__What you will do__
If a line below contains "Please", count it. Report the final total and nothing more.

(Items from an interface collection)
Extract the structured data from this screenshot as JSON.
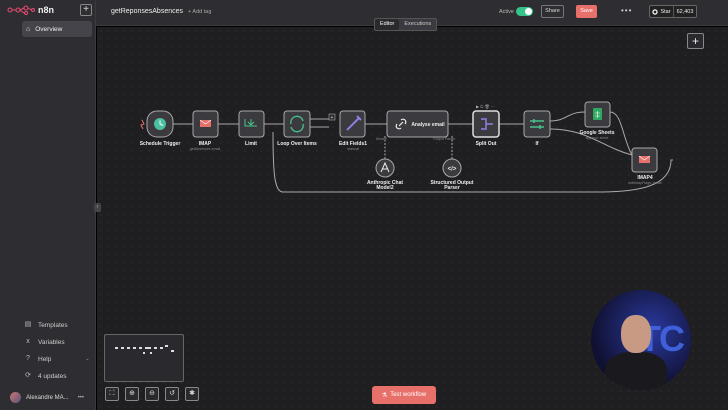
{
  "app": {
    "logo_text": "n8n"
  },
  "sidebar": {
    "overview": "Overview",
    "templates": "Templates",
    "variables": "Variables",
    "help": "Help",
    "updates": "4 updates",
    "user": "Alexandre MA..."
  },
  "topbar": {
    "workflow_name": "getReponsesAbsences",
    "add_tag": "+ Add tag",
    "active_label": "Active",
    "share": "Share",
    "save": "Save",
    "star": "Star",
    "star_count": "62,403"
  },
  "tabs": [
    "Editor",
    "Executions"
  ],
  "nodes": [
    {
      "label": "Schedule Trigger",
      "sub": ""
    },
    {
      "label": "IMAP",
      "sub": "getAbsences email"
    },
    {
      "label": "Limit",
      "sub": ""
    },
    {
      "label": "Loop Over Items",
      "sub": ""
    },
    {
      "label": "Edit Fields1",
      "sub": "manual"
    },
    {
      "label": "Analyse email",
      "sub": ""
    },
    {
      "label": "Split Out",
      "sub": ""
    },
    {
      "label": "If",
      "sub": ""
    },
    {
      "label": "Google Sheets",
      "sub": "append: sheet"
    },
    {
      "label": "IMAP4",
      "sub": "editImapFlags: email"
    },
    {
      "label": "Anthropic Chat Model2",
      "sub": ""
    },
    {
      "label": "Structured Output Parser",
      "sub": ""
    }
  ],
  "port_labels": {
    "model": "Model*",
    "output_parser": "Output Parser"
  },
  "canvas": {
    "test_workflow": "Test workflow"
  },
  "colors": {
    "accent": "#e8706b",
    "active": "#35c38a",
    "canvas": "#1f1f22"
  }
}
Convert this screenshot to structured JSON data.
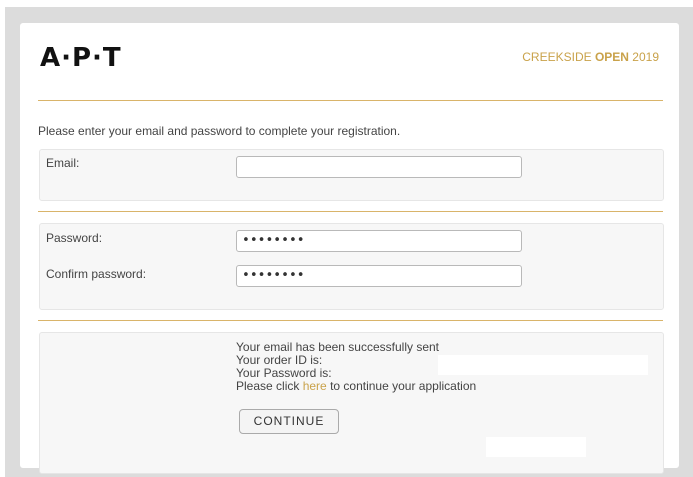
{
  "header": {
    "logo": "A·P·T",
    "event_prefix": "CREEKSIDE ",
    "event_bold": "OPEN",
    "event_suffix": " 2019"
  },
  "intro": "Please enter your email and password to complete your registration.",
  "email": {
    "label": "Email:",
    "value": ""
  },
  "password": {
    "label": "Password:",
    "value": "••••••••"
  },
  "confirm": {
    "label": "Confirm password:",
    "value": "••••••••"
  },
  "result": {
    "line1": "Your email has been successfully sent",
    "line2": "Your order ID is:",
    "line3": "Your Password is:",
    "line4_prefix": "Please click ",
    "line4_link": "here",
    "line4_suffix": " to continue your application",
    "continue_label": "CONTINUE"
  },
  "colors": {
    "accent": "#c9a24a",
    "divider": "#d9b46a",
    "panel_bg": "#f7f7f7"
  }
}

__Exercise output__
2